Written by: Maryam Marashi
MSc. Student, Kinesiology
Honours BSc. Biology & Neuroscience
Maryam Marashi, a graduate student in the Department of Kinesiology at McMaster, is conducting a study about the impact of COVID-19 research disruption on graduate students and postdoctoral fellows conducting laboratory-based research on human participants.
The study is exploring the impact of the COVID-19 pandemic on the stress and mental health of graduate students whose research efforts have been impacted by physical distancing mandates. Specifically, the researchers would like to know whether physical exercise plays a role in protecting against the negative effects of psychological stress associated with the pandemic as well as mental health markers such as anxiety and depression. To do so, they will be measuring physical fitness and heart rate data through remote means to explore the relationship between physical adaptations to exercise and stress-induced mental health outcomes.
To participate in the study, they are asking students and fellows to complete a 6-minute walking test on their own time, record their heart rate variability (HRV) using a smartphone app once per day for 7 days, and complete one anonymous online survey. Students will be compensated for the HRV smartphone app and for their time to complete the study protocol. Further details about the study procedure, risks, and compensation can be found in the attached letter of information.

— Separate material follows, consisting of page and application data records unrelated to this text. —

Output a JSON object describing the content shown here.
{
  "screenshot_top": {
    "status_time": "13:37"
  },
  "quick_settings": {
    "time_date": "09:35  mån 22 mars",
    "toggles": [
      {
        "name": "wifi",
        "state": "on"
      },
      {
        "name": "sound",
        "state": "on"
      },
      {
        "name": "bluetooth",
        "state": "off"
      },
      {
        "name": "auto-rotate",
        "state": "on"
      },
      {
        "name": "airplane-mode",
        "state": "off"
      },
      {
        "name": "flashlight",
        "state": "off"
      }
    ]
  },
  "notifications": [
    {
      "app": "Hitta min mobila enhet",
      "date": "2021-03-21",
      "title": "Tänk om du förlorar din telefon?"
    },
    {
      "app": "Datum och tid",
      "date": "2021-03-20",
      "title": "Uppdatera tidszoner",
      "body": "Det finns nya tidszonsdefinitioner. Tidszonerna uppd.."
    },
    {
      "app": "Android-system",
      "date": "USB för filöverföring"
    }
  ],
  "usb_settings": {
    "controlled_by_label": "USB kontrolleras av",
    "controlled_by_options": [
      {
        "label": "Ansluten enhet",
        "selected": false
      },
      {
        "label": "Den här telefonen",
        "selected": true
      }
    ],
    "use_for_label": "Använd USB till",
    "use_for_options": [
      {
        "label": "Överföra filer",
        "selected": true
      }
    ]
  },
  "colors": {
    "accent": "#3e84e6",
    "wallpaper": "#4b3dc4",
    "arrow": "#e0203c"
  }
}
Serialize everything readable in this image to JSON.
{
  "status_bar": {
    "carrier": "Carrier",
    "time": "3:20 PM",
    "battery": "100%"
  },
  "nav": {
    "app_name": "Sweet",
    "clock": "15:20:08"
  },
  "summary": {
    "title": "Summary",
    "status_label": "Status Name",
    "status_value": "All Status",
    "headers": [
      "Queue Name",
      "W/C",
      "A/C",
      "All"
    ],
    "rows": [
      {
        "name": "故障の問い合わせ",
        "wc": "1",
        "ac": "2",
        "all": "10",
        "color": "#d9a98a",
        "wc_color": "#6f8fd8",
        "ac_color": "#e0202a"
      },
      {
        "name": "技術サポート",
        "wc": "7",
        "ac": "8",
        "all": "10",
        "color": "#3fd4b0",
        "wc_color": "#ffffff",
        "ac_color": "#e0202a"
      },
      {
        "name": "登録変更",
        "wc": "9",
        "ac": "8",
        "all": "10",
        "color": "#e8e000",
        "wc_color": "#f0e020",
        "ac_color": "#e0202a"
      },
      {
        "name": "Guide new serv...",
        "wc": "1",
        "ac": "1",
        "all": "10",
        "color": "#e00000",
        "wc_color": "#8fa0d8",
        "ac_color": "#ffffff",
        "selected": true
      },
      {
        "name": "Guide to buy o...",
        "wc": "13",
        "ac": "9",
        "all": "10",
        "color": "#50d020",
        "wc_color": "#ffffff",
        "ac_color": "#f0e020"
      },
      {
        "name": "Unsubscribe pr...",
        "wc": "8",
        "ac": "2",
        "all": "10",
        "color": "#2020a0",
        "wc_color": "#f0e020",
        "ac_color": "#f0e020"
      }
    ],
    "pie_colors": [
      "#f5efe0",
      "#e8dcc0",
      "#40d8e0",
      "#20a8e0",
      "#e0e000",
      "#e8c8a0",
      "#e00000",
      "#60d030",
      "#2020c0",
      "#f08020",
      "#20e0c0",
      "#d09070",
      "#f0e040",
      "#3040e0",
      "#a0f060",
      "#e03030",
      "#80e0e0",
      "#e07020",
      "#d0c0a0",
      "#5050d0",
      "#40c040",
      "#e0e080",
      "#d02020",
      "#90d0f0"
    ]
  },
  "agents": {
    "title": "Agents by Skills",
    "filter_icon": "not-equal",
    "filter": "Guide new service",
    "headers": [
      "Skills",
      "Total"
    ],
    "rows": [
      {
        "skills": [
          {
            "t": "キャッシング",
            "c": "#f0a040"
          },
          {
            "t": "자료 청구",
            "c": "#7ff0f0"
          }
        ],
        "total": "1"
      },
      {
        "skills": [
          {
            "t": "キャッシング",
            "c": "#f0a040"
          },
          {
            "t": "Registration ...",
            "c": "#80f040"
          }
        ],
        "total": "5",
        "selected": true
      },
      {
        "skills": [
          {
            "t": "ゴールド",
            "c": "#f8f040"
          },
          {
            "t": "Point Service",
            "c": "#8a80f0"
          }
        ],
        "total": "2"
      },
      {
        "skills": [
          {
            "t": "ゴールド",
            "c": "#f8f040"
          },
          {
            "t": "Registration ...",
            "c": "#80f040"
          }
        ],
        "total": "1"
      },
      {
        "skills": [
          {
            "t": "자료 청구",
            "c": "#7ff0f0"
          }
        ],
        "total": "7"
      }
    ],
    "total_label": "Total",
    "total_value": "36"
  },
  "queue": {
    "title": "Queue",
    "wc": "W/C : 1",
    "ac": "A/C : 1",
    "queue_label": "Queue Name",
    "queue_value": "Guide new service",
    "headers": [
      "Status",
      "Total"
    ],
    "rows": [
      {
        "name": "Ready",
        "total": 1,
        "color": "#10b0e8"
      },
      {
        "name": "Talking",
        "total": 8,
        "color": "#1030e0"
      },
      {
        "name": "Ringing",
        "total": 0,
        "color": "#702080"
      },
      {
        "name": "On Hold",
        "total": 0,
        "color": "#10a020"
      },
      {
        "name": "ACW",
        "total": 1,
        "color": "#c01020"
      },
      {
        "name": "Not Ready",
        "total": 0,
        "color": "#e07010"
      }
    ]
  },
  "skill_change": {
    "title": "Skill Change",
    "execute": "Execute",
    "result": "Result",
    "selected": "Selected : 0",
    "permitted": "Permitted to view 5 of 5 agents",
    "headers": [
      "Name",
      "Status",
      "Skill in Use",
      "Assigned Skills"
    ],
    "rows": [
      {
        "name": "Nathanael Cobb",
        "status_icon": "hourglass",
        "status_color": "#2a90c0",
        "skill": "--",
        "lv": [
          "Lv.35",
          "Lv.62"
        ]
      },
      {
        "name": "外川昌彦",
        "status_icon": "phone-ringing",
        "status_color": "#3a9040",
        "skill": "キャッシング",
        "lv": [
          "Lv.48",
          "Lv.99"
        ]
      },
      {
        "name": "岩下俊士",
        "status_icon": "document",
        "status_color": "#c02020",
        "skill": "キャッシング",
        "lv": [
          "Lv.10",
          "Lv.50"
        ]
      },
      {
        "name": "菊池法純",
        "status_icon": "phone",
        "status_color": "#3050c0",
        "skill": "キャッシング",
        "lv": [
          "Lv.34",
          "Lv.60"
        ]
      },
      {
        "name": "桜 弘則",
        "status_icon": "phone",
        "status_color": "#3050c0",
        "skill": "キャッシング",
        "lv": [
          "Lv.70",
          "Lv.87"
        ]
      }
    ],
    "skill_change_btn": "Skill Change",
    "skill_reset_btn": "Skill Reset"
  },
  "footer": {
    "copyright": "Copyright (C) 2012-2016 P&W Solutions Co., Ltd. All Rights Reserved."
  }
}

Participants will also be asked to confirm that they are 18 years of age or older, and are currently enrolled in full-time studies in a thesis-based program or are postdoctoral fellow studying human participants and that their research efforts have been impacted by the COVID-19 pandemic
If you are interested in completing the study, you may contact Maryam (student PI) directly at email@example.com
This study has been reviewed by the McMaster Research Ethics Board (MREB) (#5100). Should you have any questions or concerns about your rights as a participant or how the study is being run, feel free to contact MREB directly at firstname.lastname@example.org.
If you have any further question about the research study, you may contact the Faculty Supervisor, Jennifer Heisz at email@example.com